No one can really relate to you being PC (politically correct) towards them, because no one is actually PC with their friends, family and others who are close to them. Being PC puts up a social barrier between the two human beings trying to connect. Political correctness prevents any real connection from occurring.

The funny thing is that people are PC in hopes of not alienating anyone, but in turn end up doing exactly what they didn’t want to do, which is alienate everyone. You think being PC is helping you throughout your social interactions but in reality it is holding you back and preventing any real connections from occurring.

Stop trying to sound all professional when you meet a new person. They don’t talk that way to their closest friends and family and neither do you. Talk to them like a real person and you will be surprised how quickly a real connection can be made. 2017 seems like a good year to stop leaning on political correctness, and instead start leaning on authenticity. I’ve been keeping this in mind every time I run into someone new, even in the workplace.

Oh yeah, happy new year to all and I hope you achieve what you would like to achieve in 2017. Even though major changes can be done anytime of the year, January is always a convenient place to begin.

An old leather wallet

A few weeks ago marked the 8th year since my dad passed away. Eight long years. It feels like a lifetime ago, but at the same time, eight years is not really that much time. If you don’t already know, my dad passing away inspired me to eventually write the essay I wrote On Death.

Since the day my dad passed away, and we were handed his belongings, I’ve been carrying his old leather wallet with me. It’s just an old leather wallet at this point but I’ve carried it with me every single day. Literally. Every. Single. Day. I’ve never left my house without it.

It’s completely empty, but at one point I used it to carry a spare car key. And I literally just carry it around as I do with my regular wallet. It’s very thin at this point so it doesn’t take up much space in my right back pocket. It still smells like a leather wallet. If you open it up, you would see that it is definitely old. It probably wouldn’t be able to carry credit cards, IDs or cash safely anymore.

I never actually used it as my own wallet. I simply emptied it out and have carried it around with me for eight years. My personal wallet has changed a few times (2 or 3), but my dad’s old leather wallet hasn’t gone anywhere. I don’t see it as any sort of burden, so I plan to continue to carry it with me.

I wonder how many people have carried a belonging of a loved one for that long? I can’t be the only one. I don’t think about it much, but hopefully it has had a positive effect on my subconscious mind throughout those eight years. At some point, I’m sure it gave me a peace of mind knowing I had it with me.

My dad passed away when I was twenty years old.
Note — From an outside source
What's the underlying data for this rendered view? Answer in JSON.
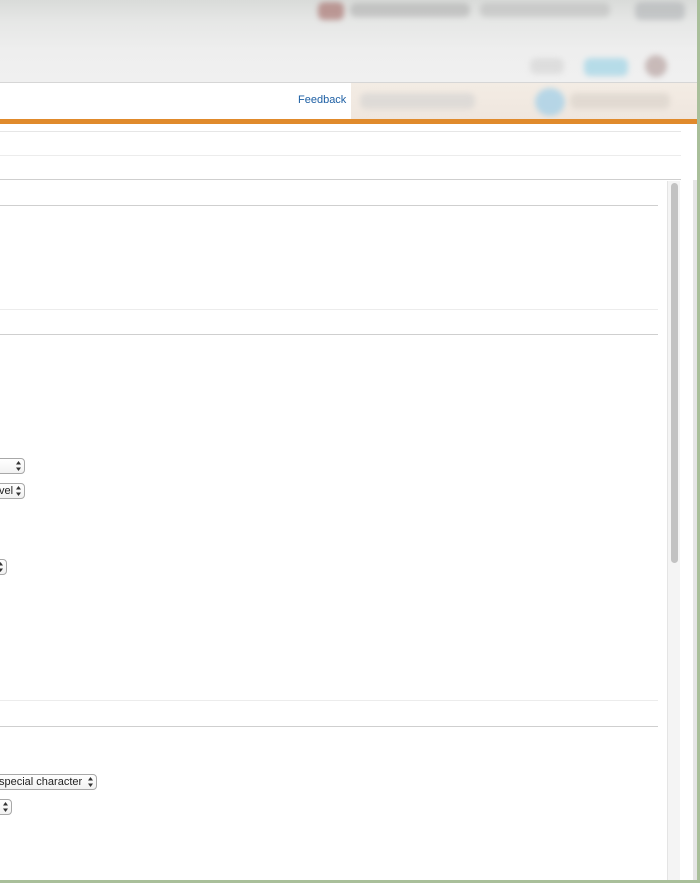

I was in no way shape or form, prepared for it. It probably did give me a little comfort knowing I always had something of his with me. Today, it is more of a habit that doesn’t effect my life, so I continue to let it continue.
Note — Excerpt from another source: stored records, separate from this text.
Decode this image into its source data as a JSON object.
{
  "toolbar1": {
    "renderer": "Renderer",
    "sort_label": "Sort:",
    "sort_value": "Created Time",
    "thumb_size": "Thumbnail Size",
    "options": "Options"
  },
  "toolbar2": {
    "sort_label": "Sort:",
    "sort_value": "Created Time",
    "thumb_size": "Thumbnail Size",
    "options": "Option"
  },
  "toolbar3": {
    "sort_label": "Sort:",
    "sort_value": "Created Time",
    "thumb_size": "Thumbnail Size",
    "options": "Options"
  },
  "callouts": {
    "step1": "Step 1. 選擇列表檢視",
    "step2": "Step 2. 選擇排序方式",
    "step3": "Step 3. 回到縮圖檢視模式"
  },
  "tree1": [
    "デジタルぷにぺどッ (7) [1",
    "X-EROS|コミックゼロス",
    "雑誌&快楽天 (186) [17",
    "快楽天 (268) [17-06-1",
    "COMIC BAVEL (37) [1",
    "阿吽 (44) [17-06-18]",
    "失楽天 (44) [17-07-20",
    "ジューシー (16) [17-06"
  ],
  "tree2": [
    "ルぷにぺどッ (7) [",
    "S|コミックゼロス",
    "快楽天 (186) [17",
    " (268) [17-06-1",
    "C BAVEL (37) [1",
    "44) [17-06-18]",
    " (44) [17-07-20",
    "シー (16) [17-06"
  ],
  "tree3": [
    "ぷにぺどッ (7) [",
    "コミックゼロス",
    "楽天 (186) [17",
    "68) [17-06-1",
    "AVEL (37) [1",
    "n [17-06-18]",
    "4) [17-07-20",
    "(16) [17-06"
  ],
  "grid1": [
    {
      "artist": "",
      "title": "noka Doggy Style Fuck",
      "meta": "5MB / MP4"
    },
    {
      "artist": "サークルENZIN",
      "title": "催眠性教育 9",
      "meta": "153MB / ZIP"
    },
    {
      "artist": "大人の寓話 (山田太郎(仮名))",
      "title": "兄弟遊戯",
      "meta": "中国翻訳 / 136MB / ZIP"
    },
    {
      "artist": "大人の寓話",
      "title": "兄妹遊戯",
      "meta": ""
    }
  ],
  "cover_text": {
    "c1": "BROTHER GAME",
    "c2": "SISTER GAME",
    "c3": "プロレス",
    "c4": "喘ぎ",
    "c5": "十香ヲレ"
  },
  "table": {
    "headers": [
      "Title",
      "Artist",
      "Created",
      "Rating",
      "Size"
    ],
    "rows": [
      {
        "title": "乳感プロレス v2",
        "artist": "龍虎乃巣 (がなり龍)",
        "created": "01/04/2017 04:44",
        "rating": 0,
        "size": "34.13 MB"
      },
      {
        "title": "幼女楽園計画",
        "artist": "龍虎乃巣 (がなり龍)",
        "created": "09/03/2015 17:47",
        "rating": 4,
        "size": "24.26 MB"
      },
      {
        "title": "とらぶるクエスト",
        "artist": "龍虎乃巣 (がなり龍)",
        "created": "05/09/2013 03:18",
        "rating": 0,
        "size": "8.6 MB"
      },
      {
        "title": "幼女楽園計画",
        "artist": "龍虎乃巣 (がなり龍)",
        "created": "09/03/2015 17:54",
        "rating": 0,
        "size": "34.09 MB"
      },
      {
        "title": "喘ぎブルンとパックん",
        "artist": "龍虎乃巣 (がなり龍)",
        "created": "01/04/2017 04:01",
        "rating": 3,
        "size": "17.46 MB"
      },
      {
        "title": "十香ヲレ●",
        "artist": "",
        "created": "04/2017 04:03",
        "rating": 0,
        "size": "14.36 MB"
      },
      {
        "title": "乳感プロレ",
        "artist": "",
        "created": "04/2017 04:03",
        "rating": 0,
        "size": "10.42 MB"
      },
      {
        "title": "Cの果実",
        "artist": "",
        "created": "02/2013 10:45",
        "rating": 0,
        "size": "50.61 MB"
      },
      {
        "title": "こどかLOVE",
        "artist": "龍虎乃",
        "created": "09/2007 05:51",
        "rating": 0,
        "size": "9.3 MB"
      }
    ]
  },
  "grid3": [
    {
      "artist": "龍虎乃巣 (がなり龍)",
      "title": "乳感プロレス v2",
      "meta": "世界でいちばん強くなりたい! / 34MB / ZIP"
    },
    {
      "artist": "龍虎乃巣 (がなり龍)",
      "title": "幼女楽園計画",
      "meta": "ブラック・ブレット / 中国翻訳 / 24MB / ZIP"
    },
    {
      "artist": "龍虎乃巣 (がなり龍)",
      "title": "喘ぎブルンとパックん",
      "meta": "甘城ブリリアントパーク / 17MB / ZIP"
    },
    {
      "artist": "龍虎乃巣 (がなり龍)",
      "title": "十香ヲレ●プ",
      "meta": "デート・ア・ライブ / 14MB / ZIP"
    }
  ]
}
If I think of some great life lessons it has taught me, I’ll be sure to add them to this post. For now, this is all I wanted to say.